Taking the line that contains "Give me the" as the start and the last line of the data as the end, repeat exactly every line in that span, but no pictures.

◆ **Data shown**:
* * * * * * * * *
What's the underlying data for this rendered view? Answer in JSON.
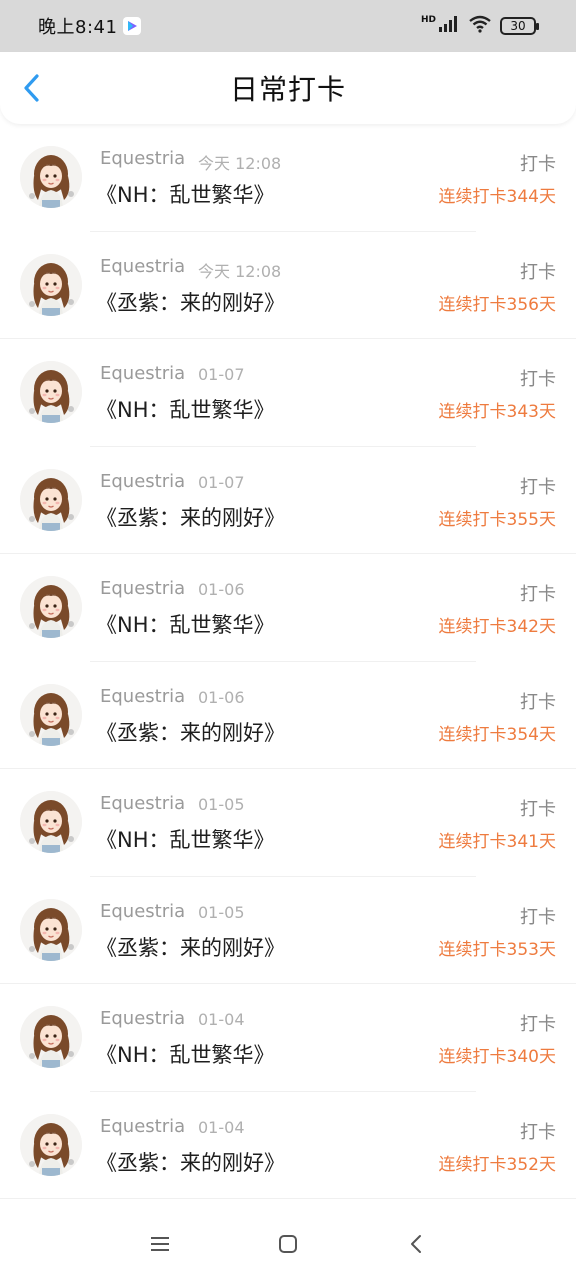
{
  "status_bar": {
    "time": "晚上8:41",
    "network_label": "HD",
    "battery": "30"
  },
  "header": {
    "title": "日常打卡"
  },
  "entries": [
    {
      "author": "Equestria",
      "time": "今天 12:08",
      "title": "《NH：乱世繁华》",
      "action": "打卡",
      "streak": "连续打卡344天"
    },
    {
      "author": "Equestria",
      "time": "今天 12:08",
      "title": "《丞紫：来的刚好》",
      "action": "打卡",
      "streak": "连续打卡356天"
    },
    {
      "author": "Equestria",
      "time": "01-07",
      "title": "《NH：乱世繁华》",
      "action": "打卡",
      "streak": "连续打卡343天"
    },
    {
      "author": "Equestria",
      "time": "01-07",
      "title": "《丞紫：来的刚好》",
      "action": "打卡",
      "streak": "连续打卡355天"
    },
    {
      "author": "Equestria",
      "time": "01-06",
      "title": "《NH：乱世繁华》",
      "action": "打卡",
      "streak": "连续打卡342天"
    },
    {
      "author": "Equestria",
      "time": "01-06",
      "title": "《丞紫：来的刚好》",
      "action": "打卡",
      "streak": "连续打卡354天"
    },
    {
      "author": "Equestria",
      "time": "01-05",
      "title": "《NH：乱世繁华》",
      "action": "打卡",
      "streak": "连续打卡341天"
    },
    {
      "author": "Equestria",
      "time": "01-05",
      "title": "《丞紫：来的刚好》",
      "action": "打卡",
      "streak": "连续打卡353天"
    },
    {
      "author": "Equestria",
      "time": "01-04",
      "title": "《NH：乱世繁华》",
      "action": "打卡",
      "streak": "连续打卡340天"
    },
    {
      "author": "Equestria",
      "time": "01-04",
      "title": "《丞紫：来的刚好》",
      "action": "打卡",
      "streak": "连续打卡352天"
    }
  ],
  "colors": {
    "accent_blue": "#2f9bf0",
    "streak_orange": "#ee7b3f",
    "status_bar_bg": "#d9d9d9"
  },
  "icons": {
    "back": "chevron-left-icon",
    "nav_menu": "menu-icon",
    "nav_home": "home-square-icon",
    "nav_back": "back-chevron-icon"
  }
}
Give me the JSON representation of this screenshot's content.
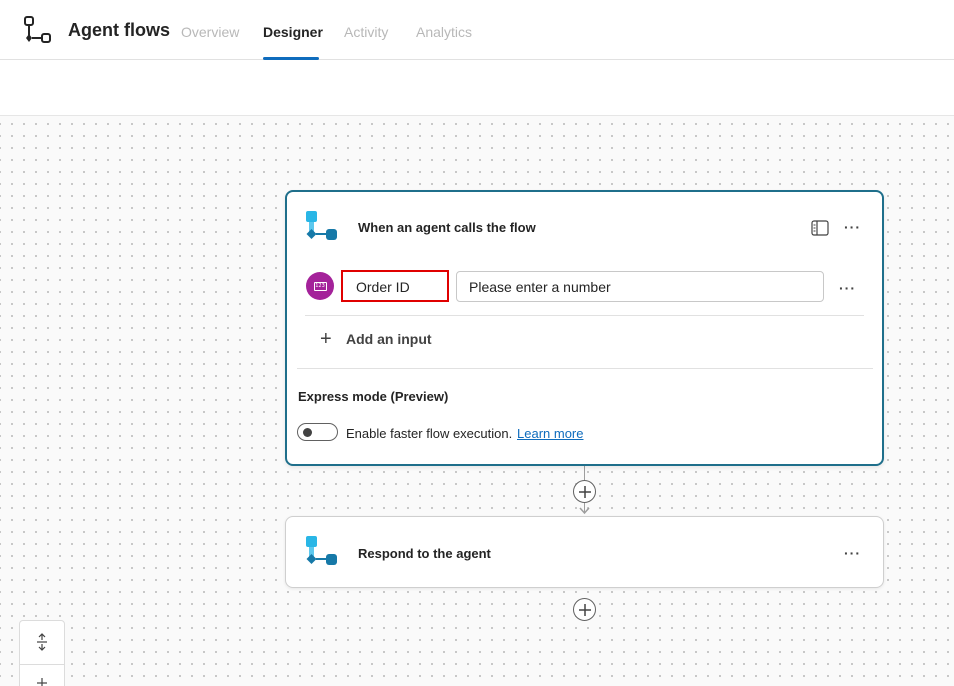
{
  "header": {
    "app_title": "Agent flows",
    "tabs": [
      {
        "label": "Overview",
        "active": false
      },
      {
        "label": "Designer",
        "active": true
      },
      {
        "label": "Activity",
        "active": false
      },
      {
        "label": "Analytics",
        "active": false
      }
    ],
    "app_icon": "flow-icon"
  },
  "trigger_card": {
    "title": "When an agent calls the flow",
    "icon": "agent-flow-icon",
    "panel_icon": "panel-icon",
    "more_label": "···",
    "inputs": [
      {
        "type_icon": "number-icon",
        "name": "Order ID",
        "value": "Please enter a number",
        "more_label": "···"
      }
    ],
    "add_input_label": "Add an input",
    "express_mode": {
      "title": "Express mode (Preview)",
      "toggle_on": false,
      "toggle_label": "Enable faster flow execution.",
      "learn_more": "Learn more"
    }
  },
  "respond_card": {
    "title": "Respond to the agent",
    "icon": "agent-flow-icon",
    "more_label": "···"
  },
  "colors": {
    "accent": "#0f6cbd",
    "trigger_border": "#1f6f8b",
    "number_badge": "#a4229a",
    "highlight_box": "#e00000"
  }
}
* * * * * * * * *
◆ **Exercise response**:
Give me the JSON representation of this screenshot's content.
{
  "header": {
    "app_title": "Agent flows",
    "tabs": [
      {
        "label": "Overview",
        "active": false
      },
      {
        "label": "Designer",
        "active": true
      },
      {
        "label": "Activity",
        "active": false
      },
      {
        "label": "Analytics",
        "active": false
      }
    ],
    "app_icon": "flow-icon"
  },
  "trigger_card": {
    "title": "When an agent calls the flow",
    "icon": "agent-flow-icon",
    "panel_icon": "panel-icon",
    "more_label": "···",
    "inputs": [
      {
        "type_icon": "number-icon",
        "name": "Order ID",
        "value": "Please enter a number",
        "more_label": "···"
      }
    ],
    "add_input_label": "Add an input",
    "express_mode": {
      "title": "Express mode (Preview)",
      "toggle_on": false,
      "toggle_label": "Enable faster flow execution.",
      "learn_more": "Learn more"
    }
  },
  "respond_card": {
    "title": "Respond to the agent",
    "icon": "agent-flow-icon",
    "more_label": "···"
  },
  "colors": {
    "accent": "#0f6cbd",
    "trigger_border": "#1f6f8b",
    "number_badge": "#a4229a",
    "highlight_box": "#e00000"
  }
}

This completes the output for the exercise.